WORK TASK:
How many lines in the records below hold the string "JSON"? Please answer with the number and nothing more.
━━━━━━━━━━
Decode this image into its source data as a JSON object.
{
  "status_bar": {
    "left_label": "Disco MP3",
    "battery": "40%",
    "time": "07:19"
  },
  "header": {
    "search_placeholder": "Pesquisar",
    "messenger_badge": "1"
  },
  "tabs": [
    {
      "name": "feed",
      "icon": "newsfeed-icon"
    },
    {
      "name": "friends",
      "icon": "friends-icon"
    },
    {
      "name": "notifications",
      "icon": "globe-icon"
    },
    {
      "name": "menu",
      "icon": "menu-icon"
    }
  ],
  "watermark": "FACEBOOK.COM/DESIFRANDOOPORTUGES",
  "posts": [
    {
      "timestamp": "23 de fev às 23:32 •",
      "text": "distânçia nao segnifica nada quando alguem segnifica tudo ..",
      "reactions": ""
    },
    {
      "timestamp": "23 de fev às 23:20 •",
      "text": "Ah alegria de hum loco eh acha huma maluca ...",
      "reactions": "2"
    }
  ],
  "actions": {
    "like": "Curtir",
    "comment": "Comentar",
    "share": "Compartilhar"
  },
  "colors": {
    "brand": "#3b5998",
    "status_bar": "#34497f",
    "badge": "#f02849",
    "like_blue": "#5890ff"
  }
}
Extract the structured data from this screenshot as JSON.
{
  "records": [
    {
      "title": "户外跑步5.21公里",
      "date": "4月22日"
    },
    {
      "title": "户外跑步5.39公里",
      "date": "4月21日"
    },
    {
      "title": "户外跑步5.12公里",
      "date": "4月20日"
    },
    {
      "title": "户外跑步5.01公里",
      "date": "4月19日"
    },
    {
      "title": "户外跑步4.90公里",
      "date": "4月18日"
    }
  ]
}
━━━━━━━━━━
RESULT:
2